Currently, having a look at the linked questions sections it is impossible to tell whether the question is linked to by the current question, vice versa or both. I think this makes a significant difference and should therefore be indicated in some way. Maybe

=> "this question links to:"
<= "this question is linked to by:"
<=> "this question is linked to and by:"

  • 8
    +1 I think this would be helpful to identify possible canonical answers. I'm assuming currently all outgoing links on the page appear on the Linked sidebar. By seeing how many incoming links an answer (or at least a question) has, it would be easier to identify canon-worthy answers. Perhaps ideally, there should be a way to see incoming links for answers and not just for questions. Commented Feb 14, 2011 at 23:41

2 Answers 2


I do like the idea of adding a direction to the links because currently you have to click on each link to see if it add value or not.

As far as implementation goes an arrow might be confusing to users. A better solution might be two Linked sections one named: Linked From and one named Linked To.

  • 1
    +1 that might also prevent the "sort links by linking from/to" request - hey, why isn't that there anyway? Commented Feb 22, 2011 at 8:15

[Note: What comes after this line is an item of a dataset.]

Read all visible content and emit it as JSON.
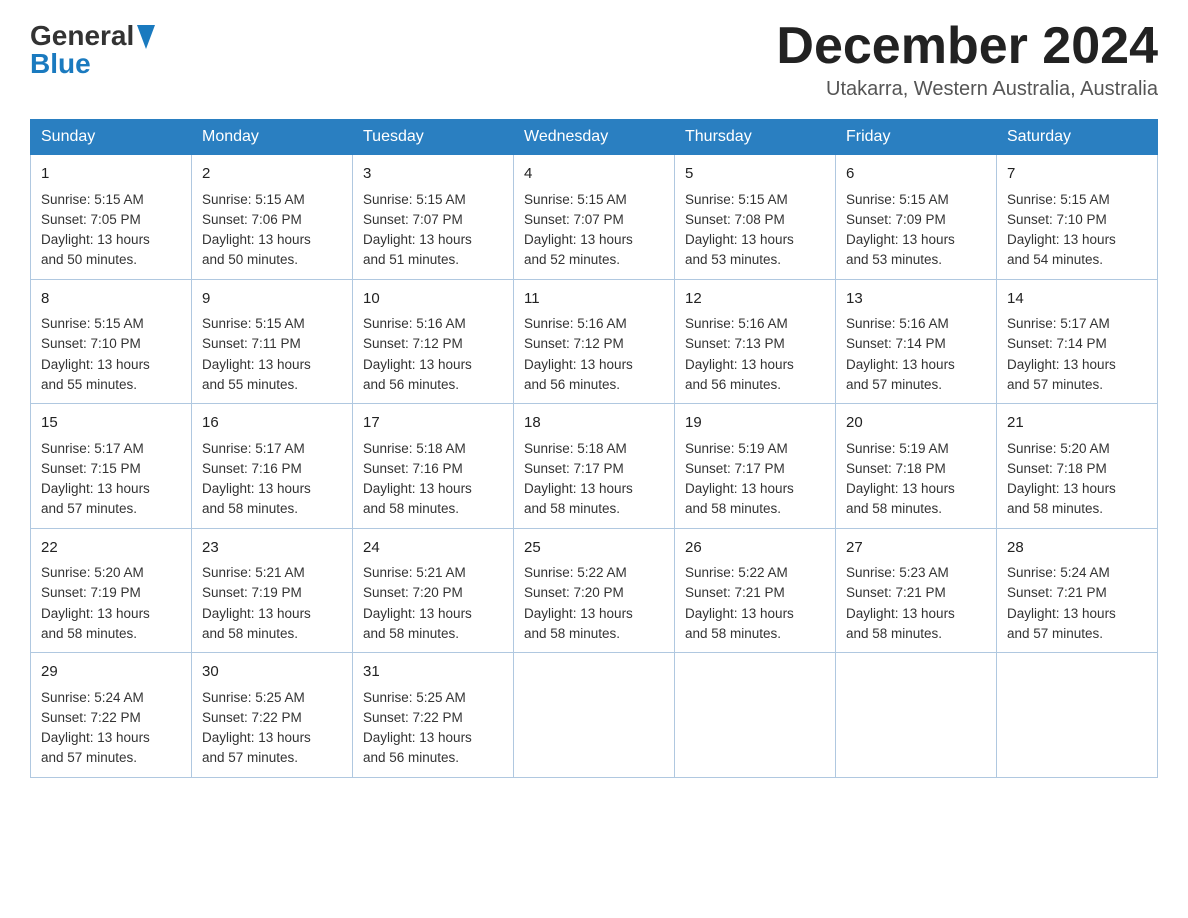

I think this would make the linked sidebar noisy, with no real benefit to the page itself.

A page that is highly linked has value because it is highly linked; it's totally irrelevant whether the links are incoming or outgoing.

  • You consider one small arrow noisy? I'm not measuring a page's value by its linkedness but by its contents, and this feature-request would help immediately knowing whether the linked question may contain further information on the current question or whether the latter is helpful for the former... Commented Feb 21, 2011 at 8:32
  • 4
    While the S/N ratio for the page might slightly decrease, the ratio for the site as a whole might increase. If pages with high incoming links could be easily identified, moderators could more easily designate canonical answers. Look at where google has succeeded and failed. They succeeded by identifying pages based on pagerank and presenting them first. They failed (IMO) with Knol, which lacks a good way to identify knowledge. Who knows, maybe pagerank (based on incoming links) could also be leveraged by SE for advertising. Commented Feb 21, 2011 at 17:21

You must log in to answer this question.

Not the answer you're looking for? Browse other questions tagged .